From the point of view of the Federal Association of Energy and Water Industries (BDEW), however, charging options are not the problem.
A separate survey shows that users rated the development of the charging offer positively.
"The utilization of the charging stations is around 15 percent, so there is plenty of room for improvement," explained Kerstin Andreae, Chair of the BDEW Executive Board.
"The chicken and egg problem in the market no longer exists."
According to Andreae, the demand for e-cars far exceeds the supply.
Customers sometimes waited longer than a year for their car.
The number of registrations would have to increase much faster in order to have a total of 15 million fully electric cars on the roads by 2030 - this is the goal the federal government made up of SPD, Greens and FDP has set itself in the coalition agreement.
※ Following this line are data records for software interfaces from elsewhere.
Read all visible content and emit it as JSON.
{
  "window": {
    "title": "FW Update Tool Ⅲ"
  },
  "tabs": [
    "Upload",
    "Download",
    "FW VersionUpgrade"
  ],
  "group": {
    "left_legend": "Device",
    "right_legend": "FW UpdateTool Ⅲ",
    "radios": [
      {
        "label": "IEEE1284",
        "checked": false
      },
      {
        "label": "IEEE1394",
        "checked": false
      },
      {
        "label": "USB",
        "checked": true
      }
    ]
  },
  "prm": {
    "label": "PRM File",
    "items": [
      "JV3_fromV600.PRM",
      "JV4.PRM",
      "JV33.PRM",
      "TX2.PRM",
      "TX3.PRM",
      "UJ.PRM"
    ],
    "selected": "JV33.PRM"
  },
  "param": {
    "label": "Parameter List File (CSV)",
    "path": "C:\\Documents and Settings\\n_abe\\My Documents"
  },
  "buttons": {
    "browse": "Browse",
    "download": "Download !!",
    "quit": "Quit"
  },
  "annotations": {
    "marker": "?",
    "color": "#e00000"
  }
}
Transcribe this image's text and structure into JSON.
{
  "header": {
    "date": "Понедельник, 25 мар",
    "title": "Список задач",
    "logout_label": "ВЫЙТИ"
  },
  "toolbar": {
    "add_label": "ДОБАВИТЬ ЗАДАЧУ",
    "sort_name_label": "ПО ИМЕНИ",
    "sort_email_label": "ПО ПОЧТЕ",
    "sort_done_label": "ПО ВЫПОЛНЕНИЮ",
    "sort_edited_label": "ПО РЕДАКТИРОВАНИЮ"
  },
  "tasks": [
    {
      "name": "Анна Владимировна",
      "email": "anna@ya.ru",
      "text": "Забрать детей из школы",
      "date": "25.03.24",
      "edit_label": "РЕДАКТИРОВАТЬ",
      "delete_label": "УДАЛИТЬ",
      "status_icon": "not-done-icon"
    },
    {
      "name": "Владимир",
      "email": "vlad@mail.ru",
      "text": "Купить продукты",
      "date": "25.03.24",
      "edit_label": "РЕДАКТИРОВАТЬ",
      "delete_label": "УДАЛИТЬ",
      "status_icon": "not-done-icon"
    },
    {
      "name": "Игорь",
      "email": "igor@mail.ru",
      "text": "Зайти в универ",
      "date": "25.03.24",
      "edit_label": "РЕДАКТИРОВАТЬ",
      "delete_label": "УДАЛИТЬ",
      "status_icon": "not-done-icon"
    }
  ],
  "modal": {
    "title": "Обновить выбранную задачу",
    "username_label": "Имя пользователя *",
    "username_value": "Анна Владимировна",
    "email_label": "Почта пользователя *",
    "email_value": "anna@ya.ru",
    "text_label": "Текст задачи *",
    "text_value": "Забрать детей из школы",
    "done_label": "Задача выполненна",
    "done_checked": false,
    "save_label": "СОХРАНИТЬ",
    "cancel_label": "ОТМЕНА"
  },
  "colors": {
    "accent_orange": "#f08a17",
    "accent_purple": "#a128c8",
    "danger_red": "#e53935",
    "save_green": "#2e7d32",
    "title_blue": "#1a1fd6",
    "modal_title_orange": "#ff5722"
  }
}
“It is not enough to stimulate the demand side with purchase premiums and a prior expansion of the charging offer.
The demand and acceptance are already high, now the range of vehicles must be strengthened.” dpa